> _What you should do_:
Output all of the entries exactly as they are given.

Entries from a dataset of interfaces:
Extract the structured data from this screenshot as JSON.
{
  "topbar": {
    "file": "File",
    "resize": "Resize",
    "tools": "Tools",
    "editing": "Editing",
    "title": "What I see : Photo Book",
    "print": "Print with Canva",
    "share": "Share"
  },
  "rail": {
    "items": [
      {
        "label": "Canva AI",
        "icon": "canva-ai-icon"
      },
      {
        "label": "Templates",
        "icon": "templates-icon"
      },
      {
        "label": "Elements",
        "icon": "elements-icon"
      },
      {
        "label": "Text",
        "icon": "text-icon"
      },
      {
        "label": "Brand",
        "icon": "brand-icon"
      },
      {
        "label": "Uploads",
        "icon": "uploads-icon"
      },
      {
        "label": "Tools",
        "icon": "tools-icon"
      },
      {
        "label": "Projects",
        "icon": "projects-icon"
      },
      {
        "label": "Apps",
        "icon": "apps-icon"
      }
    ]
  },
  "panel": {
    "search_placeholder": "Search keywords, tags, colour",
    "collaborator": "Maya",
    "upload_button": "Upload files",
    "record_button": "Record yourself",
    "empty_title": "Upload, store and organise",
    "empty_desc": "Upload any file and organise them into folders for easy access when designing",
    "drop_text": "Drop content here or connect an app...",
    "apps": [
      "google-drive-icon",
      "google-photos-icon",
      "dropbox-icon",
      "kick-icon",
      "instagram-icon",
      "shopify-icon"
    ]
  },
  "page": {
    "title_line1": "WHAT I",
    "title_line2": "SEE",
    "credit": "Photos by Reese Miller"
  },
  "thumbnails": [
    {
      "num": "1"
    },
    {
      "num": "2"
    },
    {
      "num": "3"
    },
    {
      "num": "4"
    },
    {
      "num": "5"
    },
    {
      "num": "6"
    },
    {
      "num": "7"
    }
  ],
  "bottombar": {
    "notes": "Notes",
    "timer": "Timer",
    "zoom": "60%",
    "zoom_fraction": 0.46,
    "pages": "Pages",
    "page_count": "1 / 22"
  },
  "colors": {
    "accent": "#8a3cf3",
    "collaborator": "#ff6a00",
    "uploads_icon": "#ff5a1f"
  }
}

> _Task output_:
Extract the structured data from this screenshot as JSON.
{
  "topbar": {
    "file": "File",
    "resize": "Resize",
    "tools": "Tools",
    "editing": "Editing",
    "title": "What I see : Photo Book",
    "print": "Print with Canva",
    "share": "Share"
  },
  "rail": {
    "items": [
      {
        "label": "Canva AI",
        "icon": "canva-ai-icon"
      },
      {
        "label": "Templates",
        "icon": "templates-icon"
      },
      {
        "label": "Elements",
        "icon": "elements-icon"
      },
      {
        "label": "Text",
        "icon": "text-icon"
      },
      {
        "label": "Brand",
        "icon": "brand-icon"
      },
      {
        "label": "Uploads",
        "icon": "uploads-icon"
      },
      {
        "label": "Tools",
        "icon": "tools-icon"
      },
      {
        "label": "Projects",
        "icon": "projects-icon"
      },
      {
        "label": "Apps",
        "icon": "apps-icon"
      }
    ]
  },
  "panel": {
    "search_placeholder": "Search keywords, tags, colour",
    "collaborator": "Maya",
    "upload_button": "Upload files",
    "record_button": "Record yourself",
    "empty_title": "Upload, store and organise",
    "empty_desc": "Upload any file and organise them into folders for easy access when designing",
    "drop_text": "Drop content here or connect an app...",
    "apps": [
      "google-drive-icon",
      "google-photos-icon",
      "dropbox-icon",
      "kick-icon",
      "instagram-icon",
      "shopify-icon"
    ]
  },
  "page": {
    "title_line1": "WHAT I",
    "title_line2": "SEE",
    "credit": "Photos by Reese Miller"
  },
  "thumbnails": [
    {
      "num": "1"
    },
    {
      "num": "2"
    },
    {
      "num": "3"
    },
    {
      "num": "4"
    },
    {
      "num": "5"
    },
    {
      "num": "6"
    },
    {
      "num": "7"
    }
  ],
  "bottombar": {
    "notes": "Notes",
    "timer": "Timer",
    "zoom": "60%",
    "zoom_fraction": 0.46,
    "pages": "Pages",
    "page_count": "1 / 22"
  },
  "colors": {
    "accent": "#8a3cf3",
    "collaborator": "#ff6a00",
    "uploads_icon": "#ff5a1f"
  }
}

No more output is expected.